top of page
  • fedevecchi


When I was growing up, I used to be jealous of the kids around me who had lived in one place their whole lives and whose families had lived there back through generations. They were tied to the area through roots that stretched back through unimaginable spans of time. It fascinated me. They had aunts, uncles and cousins everywhere; streets and shops that bore their names. They were a part of the land… Such was my sensation, that I was thrilled when my mother told me we had a cousin of a cousin through marriage (once or twice removed?) in the area, whose kids were in our school system…even though we never hung out with them and one of the brothers liked to torment a friend of mine. It was still an invisible line I could link to, to feel like a part of the group.

Now, I am the mother of three children…each one of them born in a different state, just like me and my own siblings, and after the longest stint yet living in any one place, we are once again preparing to move.

Moving is not easy…and I am not talking about the buying and selling of the home, complete with inspection reports that can make even the nicest house toured seem like not much more than a pile of corroded, leaky, defective sticks (it looked so perfect when we walked through…geez…what are they going to say about our house?); nor am I referring to the notices of each showing of our own place with all the cleaning and rearranging so that the house looks its absolute best, despite being home to not one…but two… of that notoriously sloppy and elusive creature known as the teenager, and inevitably followed by the herding of all inhabitants, two-legged and four, into the car for a nice drive about town while perfect strangers browse through our home, judging each beloved scratch or ding (Sweetie, [insert nostalgic tone] remember when you pushed your sister’s buttons so incessantly that she threw that plastic rhinoceros at you and dented the wall?) so that they can then come up with statements about being turned off by the fact that the carpet has some wear to it. (I apologize: we were walking on it as a family of five for the past 6 years, when, as I now realize, we should have been hovering about like Casper and his uncles…). It is hard in all these ways, too, but I am referring to that feeling of foreboding and uncertainty…the almost audible pulling of roots from the ground…the sensation of loss…

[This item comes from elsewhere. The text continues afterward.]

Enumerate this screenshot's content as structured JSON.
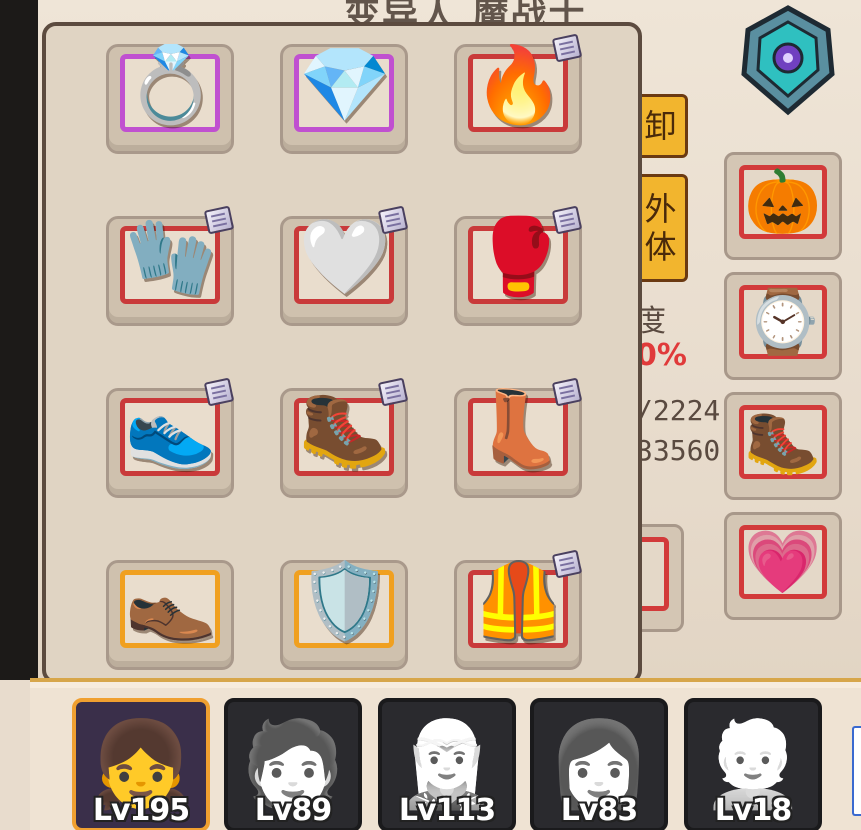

It really doesn’t matter where we are going. We could be moving into Cinderella’s castle (the one from the movie…not the one right smack in the middle of one of the most crowded theme parks on Earth) or our own private tropical island with candy-bearing trees and streams of coffee. It is still a move from the known (with its comfortable routine and familiar faces) to the unknown. Sadly , somewhere along the way through life’s inevitable bumps and bruises, which seem to cement themselves into our memories so much more readily than do the times of ease and enjoyment… perhaps in our brain’s effort at self preservation… we tend to shift from the expectation we often have as children, of finding a Narnia deep in every closet, to a more “adult” attitude of there may be an axe murderer behind each door.

Roots make us feel secure. I can almost feel them extending down through the soles of my feet, and probing the earth around me, looking for a way to seep into the ground to anchor me each time we set up in a new home. More and more, however, I have had the opportunity to observe how the roots that extend out and around those we love are the ones that truly stabilize us. We are not trees, after all, whose only hope of standing against the wind is a strong, stationary network into the land. Our connection to each other…to those around us can stabilize us even while we move from place to place, and life (not the wind) mercilessly throws debris at us.

The more we tend to these horizontal roots, the more they will help to sustain us when we are hit unexpectedly by life’s inevitable curve balls… When, for example, we are scrambling to prepare the house for the market, and our loving family Newfoundland who we first met as a two-week-old pup…who saved Little Man when he was an even littler man… suddenly takes a turn for the worse…and we lose him the very next day; when not even a week later, our talented seventeen-year-old daughter…my Moon… comes downstairs short of breath and is rushed to the ER where we discover that her lung has partially collapsed; when things have not improved enough for that same talented young lady to attend the art and design camp she has been looking forward to from the very moment she was accepted, and we are instead planning out a myriad of tests to discover why this happened…

When we think we cannot weather one more storm, or even the slightest puff of wind, it is not the roots we have to the land currently occupied that sustain us, but those that web out and around our family and friends near and far… spanning unimaginable distances, over mountains even, and across oceans… that help us to bear what can seem impossible to shoulder.

I am still fascinated by those families that have ties to the land they live on spanning back generations. Heck, I even married one…though he ended up being the black sheep who wandered away from the family pasture, preferring instead to explore the world. I am still fascinated, but I am no longer jealous. I know that the horizontal roots that I have established for myself and my family will nourish and sustain my children in every way that they require and that they will, in turn, expand those roots out even further during their own life adventures and travels, whether they choose to live near or far.

0 views0 comments

Recent Posts

See All


bottom of page